Bob will be speaking in London, Birmingham and Nottingham amongst other places (dates to be confirmed). If you would like Bob to speak at a meeting in your town or city, or to speak at your branch meeting please get in touch.
Bob will be in the UK and available to speak between the dates of 9-21st May 2015.
Call Gemma on 07784641808 or email g.short88
Bob Carnegie – Australian trade union activist – speaker tour
Bob Carnegie has been at the heart of every major workers’ struggle in Brisbane, Australia, for more than three decades
By trade, he is a seafarer. In 1985 his activities in solidarity with the South East Queensland Electricity Board workers, sacked en masse by the right-wing state government in a dispute over privatisation, got him arrested nine times and jailed for three weeks.
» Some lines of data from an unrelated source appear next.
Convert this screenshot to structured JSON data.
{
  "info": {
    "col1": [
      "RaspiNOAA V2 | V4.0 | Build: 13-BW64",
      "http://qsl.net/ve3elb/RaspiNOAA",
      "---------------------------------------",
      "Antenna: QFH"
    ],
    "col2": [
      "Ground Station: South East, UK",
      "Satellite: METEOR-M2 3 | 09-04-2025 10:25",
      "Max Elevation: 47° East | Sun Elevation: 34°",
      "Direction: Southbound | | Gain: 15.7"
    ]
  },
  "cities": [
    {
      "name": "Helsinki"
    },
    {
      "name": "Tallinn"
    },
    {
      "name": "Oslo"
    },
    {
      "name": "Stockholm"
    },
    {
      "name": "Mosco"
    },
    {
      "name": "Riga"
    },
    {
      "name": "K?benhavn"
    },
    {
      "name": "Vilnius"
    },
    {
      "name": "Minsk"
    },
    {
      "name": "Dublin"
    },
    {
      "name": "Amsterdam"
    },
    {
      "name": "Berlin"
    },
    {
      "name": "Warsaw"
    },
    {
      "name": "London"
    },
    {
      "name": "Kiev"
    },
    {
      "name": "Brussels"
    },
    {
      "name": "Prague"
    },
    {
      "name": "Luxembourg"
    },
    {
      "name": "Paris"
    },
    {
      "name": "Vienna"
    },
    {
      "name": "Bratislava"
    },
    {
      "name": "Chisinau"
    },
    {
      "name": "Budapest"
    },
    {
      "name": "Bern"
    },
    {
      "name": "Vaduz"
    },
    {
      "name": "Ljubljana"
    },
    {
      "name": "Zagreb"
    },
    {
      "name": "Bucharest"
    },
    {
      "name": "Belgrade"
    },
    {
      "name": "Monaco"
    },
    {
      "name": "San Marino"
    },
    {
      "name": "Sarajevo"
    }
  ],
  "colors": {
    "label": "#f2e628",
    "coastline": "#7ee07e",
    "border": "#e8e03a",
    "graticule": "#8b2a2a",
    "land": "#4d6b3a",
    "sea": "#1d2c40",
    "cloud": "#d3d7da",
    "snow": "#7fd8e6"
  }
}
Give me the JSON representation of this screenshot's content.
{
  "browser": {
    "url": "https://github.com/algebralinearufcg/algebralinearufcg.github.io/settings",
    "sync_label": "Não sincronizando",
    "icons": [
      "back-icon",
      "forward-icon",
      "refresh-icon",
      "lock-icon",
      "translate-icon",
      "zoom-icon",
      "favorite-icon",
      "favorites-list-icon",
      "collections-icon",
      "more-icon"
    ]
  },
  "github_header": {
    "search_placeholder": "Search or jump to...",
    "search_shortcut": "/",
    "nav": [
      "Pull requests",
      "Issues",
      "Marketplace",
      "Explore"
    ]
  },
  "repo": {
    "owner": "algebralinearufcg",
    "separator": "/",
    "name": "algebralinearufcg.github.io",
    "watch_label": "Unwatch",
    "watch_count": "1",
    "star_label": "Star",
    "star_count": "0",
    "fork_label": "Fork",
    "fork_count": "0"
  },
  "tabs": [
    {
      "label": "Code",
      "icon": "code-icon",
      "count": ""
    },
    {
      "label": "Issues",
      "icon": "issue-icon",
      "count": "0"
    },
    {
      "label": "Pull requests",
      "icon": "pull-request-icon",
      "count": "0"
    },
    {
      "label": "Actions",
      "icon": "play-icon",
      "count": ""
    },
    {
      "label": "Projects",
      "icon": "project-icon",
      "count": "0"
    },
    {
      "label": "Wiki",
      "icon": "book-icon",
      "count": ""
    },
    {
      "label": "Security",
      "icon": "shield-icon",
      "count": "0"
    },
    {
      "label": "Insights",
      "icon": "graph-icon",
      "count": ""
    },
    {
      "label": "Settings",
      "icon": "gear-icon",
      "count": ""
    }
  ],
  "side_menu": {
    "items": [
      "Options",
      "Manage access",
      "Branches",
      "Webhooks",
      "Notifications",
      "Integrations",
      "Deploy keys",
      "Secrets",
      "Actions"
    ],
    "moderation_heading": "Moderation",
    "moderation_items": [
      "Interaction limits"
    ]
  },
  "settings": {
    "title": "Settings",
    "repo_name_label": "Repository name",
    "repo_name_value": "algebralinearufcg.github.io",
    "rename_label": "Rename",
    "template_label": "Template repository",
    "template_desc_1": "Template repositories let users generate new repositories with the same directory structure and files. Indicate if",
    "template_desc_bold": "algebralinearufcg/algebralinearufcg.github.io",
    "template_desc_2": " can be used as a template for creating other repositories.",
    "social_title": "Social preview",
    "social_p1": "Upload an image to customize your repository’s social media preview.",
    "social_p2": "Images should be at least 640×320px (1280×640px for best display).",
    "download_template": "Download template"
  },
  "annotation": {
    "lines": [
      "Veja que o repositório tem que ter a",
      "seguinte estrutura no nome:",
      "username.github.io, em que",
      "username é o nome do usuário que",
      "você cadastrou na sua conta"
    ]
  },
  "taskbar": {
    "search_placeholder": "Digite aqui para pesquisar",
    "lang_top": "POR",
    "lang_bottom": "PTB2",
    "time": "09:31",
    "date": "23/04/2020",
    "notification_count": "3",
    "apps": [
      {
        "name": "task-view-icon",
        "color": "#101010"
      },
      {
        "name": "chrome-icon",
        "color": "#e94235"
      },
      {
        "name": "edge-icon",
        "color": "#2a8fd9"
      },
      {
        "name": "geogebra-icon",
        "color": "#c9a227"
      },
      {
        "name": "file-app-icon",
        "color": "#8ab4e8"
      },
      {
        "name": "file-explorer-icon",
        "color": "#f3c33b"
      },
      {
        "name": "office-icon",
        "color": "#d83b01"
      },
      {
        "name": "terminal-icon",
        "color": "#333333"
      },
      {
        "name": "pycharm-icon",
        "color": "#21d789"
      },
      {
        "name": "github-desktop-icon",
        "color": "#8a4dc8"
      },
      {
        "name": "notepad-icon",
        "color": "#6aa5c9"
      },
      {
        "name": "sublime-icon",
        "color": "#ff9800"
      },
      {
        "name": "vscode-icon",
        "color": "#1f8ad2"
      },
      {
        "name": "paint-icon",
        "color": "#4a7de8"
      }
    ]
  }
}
From 1984-92 he was co-chair of Queensland Unions Against Apartheid, and from 1995 to 2009 convenor of the Workers’ Civil Rights campaign. From 1994 and through the 1998 dispute, when one of Australia’s two major port employers, Patricks, sacked all its port workers in a bid to break the union, he was South Queensland full-time organiser for the Maritime Union of Australia, which covers seafarers and port workers.
In 1998 he resigned from his full-time union job because he could not support the deal to end the dispute, which saved the union but made it complicit in large-scale job losses and casualisation.
He found work in construction, then from 2004 to 2008 worked as a full-time organiser for the Builders Labourers Federation.
In 2008 he resigned his full-time job to go back on the sites. In 2010 he was excluded from a job on a gas exploration rig off Western Australia (by the company putting him on a “no-fly” list for air transport to the rig) because of victories he had won on the rig over safety at work.
In August-October 2012, while off work because of back injuries, he was asked by workers on the Queensland Children’s Hospital to help them in a strike (for a site agreement, to level up pay and conditions and protect employees of sub-contractors who went bust) in which all their union representatives had accepted court orders to stay away from the site. He helped lead that strike to victory; then the main contractor brought 54 separate criminal charges against him, and a civil case for damages.
The contractor dropped the charges and the civil case only after a long campaign, in which big building sites in Brisbane, Sydney, and Melbourne stopped work several times.
Bob, unable to work in his trade because of his back injuries, has recently worked for the National Union of Workers to help cleaners, catering staff, and other civilian workers in military bases in northern Queensland organise.